Armenia blocked broadcasting from Russia. Armenian parliament nevertheless adopted a scandalous law on broadcasting in a foreign language. Parliament voted to ban the free broadcasting of Russian TV channels in Armenia. The rationale for the adoption of such a law is almost classical for post-Soviet limitrophes – the National Commission on Television and Radio Broadcasting believes that these channels are no less a threat to Armenia’s national security. Of course, this is an act of cleansing the country’s information space from Russian influence. Or even the act of clearing out for something new? This we will see in the nearest future.
Ukrainian cities Odesa, Kharkiv and Mykolaiv want to reunite with Russia following the now flourishing Crimea.

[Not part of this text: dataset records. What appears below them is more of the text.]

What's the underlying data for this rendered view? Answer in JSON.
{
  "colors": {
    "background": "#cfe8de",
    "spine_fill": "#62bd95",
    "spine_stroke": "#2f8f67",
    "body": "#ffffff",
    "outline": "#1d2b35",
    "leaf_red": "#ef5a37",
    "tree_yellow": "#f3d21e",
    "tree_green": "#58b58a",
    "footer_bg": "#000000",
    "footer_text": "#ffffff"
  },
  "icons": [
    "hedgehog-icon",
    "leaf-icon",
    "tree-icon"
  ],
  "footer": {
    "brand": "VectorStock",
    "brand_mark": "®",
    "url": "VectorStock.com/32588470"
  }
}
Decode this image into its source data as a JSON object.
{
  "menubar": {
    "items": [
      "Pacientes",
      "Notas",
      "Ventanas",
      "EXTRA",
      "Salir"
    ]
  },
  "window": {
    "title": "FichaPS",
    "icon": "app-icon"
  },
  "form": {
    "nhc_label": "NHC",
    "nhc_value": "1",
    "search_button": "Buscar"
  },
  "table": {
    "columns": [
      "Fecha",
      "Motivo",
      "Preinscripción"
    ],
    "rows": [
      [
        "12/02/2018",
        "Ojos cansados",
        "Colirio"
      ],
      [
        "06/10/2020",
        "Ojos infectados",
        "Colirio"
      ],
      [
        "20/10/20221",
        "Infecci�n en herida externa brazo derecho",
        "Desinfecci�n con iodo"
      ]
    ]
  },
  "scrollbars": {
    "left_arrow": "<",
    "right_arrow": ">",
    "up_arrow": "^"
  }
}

No evidence is given. This is part of a recurring pro-Kremlin disinformation narrative about alleged Ukrainian disintegration. It is consistent with pro-Kremlin narratives alleging that Ukraine is a degrading state. Ukraine is a sovereign state whose borders are guaranteed by international agreements and were de facto violated by Russia, which started a war in Ukraine. Ukrainian regions did not adopt local legislation which allows for independent economic or political relations which undermine the policies of central authorities, as alleged. Nor they are discussing such development with Russia as the publication claims.